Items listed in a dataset

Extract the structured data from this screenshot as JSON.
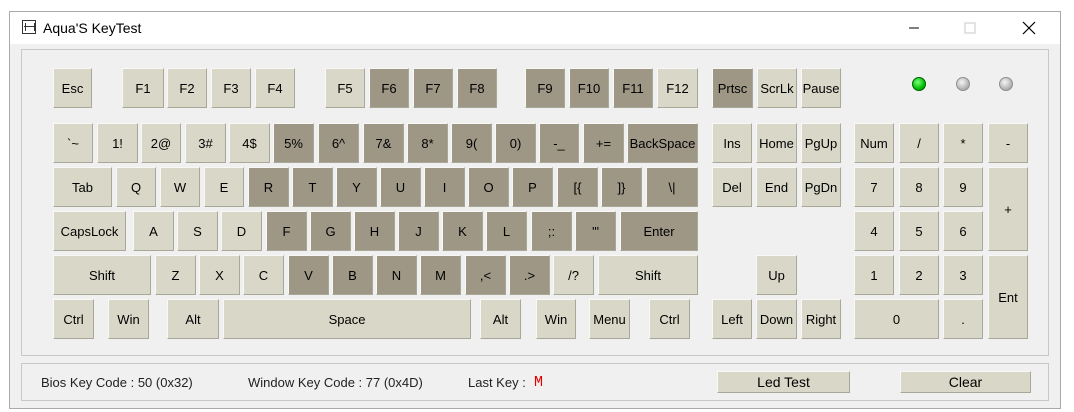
{
  "window": {
    "title": "Aqua'S KeyTest"
  },
  "leds": [
    {
      "name": "num-lock-led",
      "on": true
    },
    {
      "name": "caps-lock-led",
      "on": false
    },
    {
      "name": "scroll-lock-led",
      "on": false
    }
  ],
  "colors": {
    "key_idle": "#d9d8c8",
    "key_tested": "#9e9786",
    "led_on": "#00c000",
    "led_off": "#b8b8b8",
    "last_key": "#e00000"
  },
  "keys": [
    {
      "id": "esc",
      "label": "Esc",
      "pressed": false
    },
    {
      "id": "f1",
      "label": "F1",
      "pressed": false
    },
    {
      "id": "f2",
      "label": "F2",
      "pressed": false
    },
    {
      "id": "f3",
      "label": "F3",
      "pressed": false
    },
    {
      "id": "f4",
      "label": "F4",
      "pressed": false
    },
    {
      "id": "f5",
      "label": "F5",
      "pressed": false
    },
    {
      "id": "f6",
      "label": "F6",
      "pressed": true
    },
    {
      "id": "f7",
      "label": "F7",
      "pressed": true
    },
    {
      "id": "f8",
      "label": "F8",
      "pressed": true
    },
    {
      "id": "f9",
      "label": "F9",
      "pressed": true
    },
    {
      "id": "f10",
      "label": "F10",
      "pressed": true
    },
    {
      "id": "f11",
      "label": "F11",
      "pressed": true
    },
    {
      "id": "f12",
      "label": "F12",
      "pressed": false
    },
    {
      "id": "prtsc",
      "label": "Prtsc",
      "pressed": true
    },
    {
      "id": "scrlk",
      "label": "ScrLk",
      "pressed": false
    },
    {
      "id": "pause",
      "label": "Pause",
      "pressed": false
    },
    {
      "id": "backtick",
      "label": "`~",
      "pressed": false
    },
    {
      "id": "digit1",
      "label": "1!",
      "pressed": false
    },
    {
      "id": "digit2",
      "label": "2@",
      "pressed": false
    },
    {
      "id": "digit3",
      "label": "3#",
      "pressed": false
    },
    {
      "id": "digit4",
      "label": "4$",
      "pressed": false
    },
    {
      "id": "digit5",
      "label": "5%",
      "pressed": true
    },
    {
      "id": "digit6",
      "label": "6^",
      "pressed": true
    },
    {
      "id": "digit7",
      "label": "7&",
      "pressed": true
    },
    {
      "id": "digit8",
      "label": "8*",
      "pressed": true
    },
    {
      "id": "digit9",
      "label": "9(",
      "pressed": true
    },
    {
      "id": "digit0",
      "label": "0)",
      "pressed": true
    },
    {
      "id": "minus",
      "label": "-_",
      "pressed": true
    },
    {
      "id": "equal",
      "label": "+=",
      "pressed": true
    },
    {
      "id": "backspace",
      "label": "BackSpace",
      "pressed": true
    },
    {
      "id": "ins",
      "label": "Ins",
      "pressed": false
    },
    {
      "id": "home",
      "label": "Home",
      "pressed": false
    },
    {
      "id": "pgup",
      "label": "PgUp",
      "pressed": false
    },
    {
      "id": "num",
      "label": "Num",
      "pressed": false
    },
    {
      "id": "np-slash",
      "label": "/",
      "pressed": false
    },
    {
      "id": "np-star",
      "label": "*",
      "pressed": false
    },
    {
      "id": "np-minus",
      "label": "-",
      "pressed": false
    },
    {
      "id": "tab",
      "label": "Tab",
      "pressed": false
    },
    {
      "id": "q",
      "label": "Q",
      "pressed": false
    },
    {
      "id": "w",
      "label": "W",
      "pressed": false
    },
    {
      "id": "e",
      "label": "E",
      "pressed": false
    },
    {
      "id": "r",
      "label": "R",
      "pressed": true
    },
    {
      "id": "t",
      "label": "T",
      "pressed": true
    },
    {
      "id": "y",
      "label": "Y",
      "pressed": true
    },
    {
      "id": "u",
      "label": "U",
      "pressed": true
    },
    {
      "id": "i",
      "label": "I",
      "pressed": true
    },
    {
      "id": "o",
      "label": "O",
      "pressed": true
    },
    {
      "id": "p",
      "label": "P",
      "pressed": true
    },
    {
      "id": "lbracket",
      "label": "[{",
      "pressed": true
    },
    {
      "id": "rbracket",
      "label": "]}",
      "pressed": true
    },
    {
      "id": "backslash",
      "label": "\\|",
      "pressed": true
    },
    {
      "id": "del",
      "label": "Del",
      "pressed": false
    },
    {
      "id": "end",
      "label": "End",
      "pressed": false
    },
    {
      "id": "pgdn",
      "label": "PgDn",
      "pressed": false
    },
    {
      "id": "np7",
      "label": "7",
      "pressed": false
    },
    {
      "id": "np8",
      "label": "8",
      "pressed": false
    },
    {
      "id": "np9",
      "label": "9",
      "pressed": false
    },
    {
      "id": "np-plus",
      "label": "+",
      "pressed": false
    },
    {
      "id": "capslock",
      "label": "CapsLock",
      "pressed": false
    },
    {
      "id": "a",
      "label": "A",
      "pressed": false
    },
    {
      "id": "s",
      "label": "S",
      "pressed": false
    },
    {
      "id": "d",
      "label": "D",
      "pressed": false
    },
    {
      "id": "f",
      "label": "F",
      "pressed": true
    },
    {
      "id": "g",
      "label": "G",
      "pressed": true
    },
    {
      "id": "h",
      "label": "H",
      "pressed": true
    },
    {
      "id": "j",
      "label": "J",
      "pressed": true
    },
    {
      "id": "k",
      "label": "K",
      "pressed": true
    },
    {
      "id": "l",
      "label": "L",
      "pressed": true
    },
    {
      "id": "semicolon",
      "label": ";:",
      "pressed": true
    },
    {
      "id": "quote",
      "label": "'\"",
      "pressed": true
    },
    {
      "id": "enter",
      "label": "Enter",
      "pressed": true
    },
    {
      "id": "np4",
      "label": "4",
      "pressed": false
    },
    {
      "id": "np5",
      "label": "5",
      "pressed": false
    },
    {
      "id": "np6",
      "label": "6",
      "pressed": false
    },
    {
      "id": "lshift",
      "label": "Shift",
      "pressed": false
    },
    {
      "id": "z",
      "label": "Z",
      "pressed": false
    },
    {
      "id": "x",
      "label": "X",
      "pressed": false
    },
    {
      "id": "c",
      "label": "C",
      "pressed": false
    },
    {
      "id": "v",
      "label": "V",
      "pressed": true
    },
    {
      "id": "b",
      "label": "B",
      "pressed": true
    },
    {
      "id": "n",
      "label": "N",
      "pressed": true
    },
    {
      "id": "m",
      "label": "M",
      "pressed": true
    },
    {
      "id": "comma",
      "label": ",<",
      "pressed": true
    },
    {
      "id": "period",
      "label": ".>",
      "pressed": true
    },
    {
      "id": "slash",
      "label": "/?",
      "pressed": false
    },
    {
      "id": "rshift",
      "label": "Shift",
      "pressed": false
    },
    {
      "id": "up",
      "label": "Up",
      "pressed": false
    },
    {
      "id": "np1",
      "label": "1",
      "pressed": false
    },
    {
      "id": "np2",
      "label": "2",
      "pressed": false
    },
    {
      "id": "np3",
      "label": "3",
      "pressed": false
    },
    {
      "id": "np-enter",
      "label": "Ent",
      "pressed": false
    },
    {
      "id": "lctrl",
      "label": "Ctrl",
      "pressed": false
    },
    {
      "id": "lwin",
      "label": "Win",
      "pressed": false
    },
    {
      "id": "lalt",
      "label": "Alt",
      "pressed": false
    },
    {
      "id": "space",
      "label": "Space",
      "pressed": false
    },
    {
      "id": "ralt",
      "label": "Alt",
      "pressed": false
    },
    {
      "id": "rwin",
      "label": "Win",
      "pressed": false
    },
    {
      "id": "menu",
      "label": "Menu",
      "pressed": false
    },
    {
      "id": "rctrl",
      "label": "Ctrl",
      "pressed": false
    },
    {
      "id": "left",
      "label": "Left",
      "pressed": false
    },
    {
      "id": "down",
      "label": "Down",
      "pressed": false
    },
    {
      "id": "right",
      "label": "Right",
      "pressed": false
    },
    {
      "id": "np0",
      "label": "0",
      "pressed": false
    },
    {
      "id": "np-dot",
      "label": ".",
      "pressed": false
    }
  ],
  "status": {
    "bios_key_code": "Bios Key Code : 50 (0x32)",
    "window_key_code": "Window Key Code : 77 (0x4D)",
    "last_key_label": "Last Key :",
    "last_key_value": "M",
    "led_test_button": "Led Test",
    "clear_button": "Clear"
  }
}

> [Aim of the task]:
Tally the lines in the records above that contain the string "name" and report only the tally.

> [Output for this exercise]:
3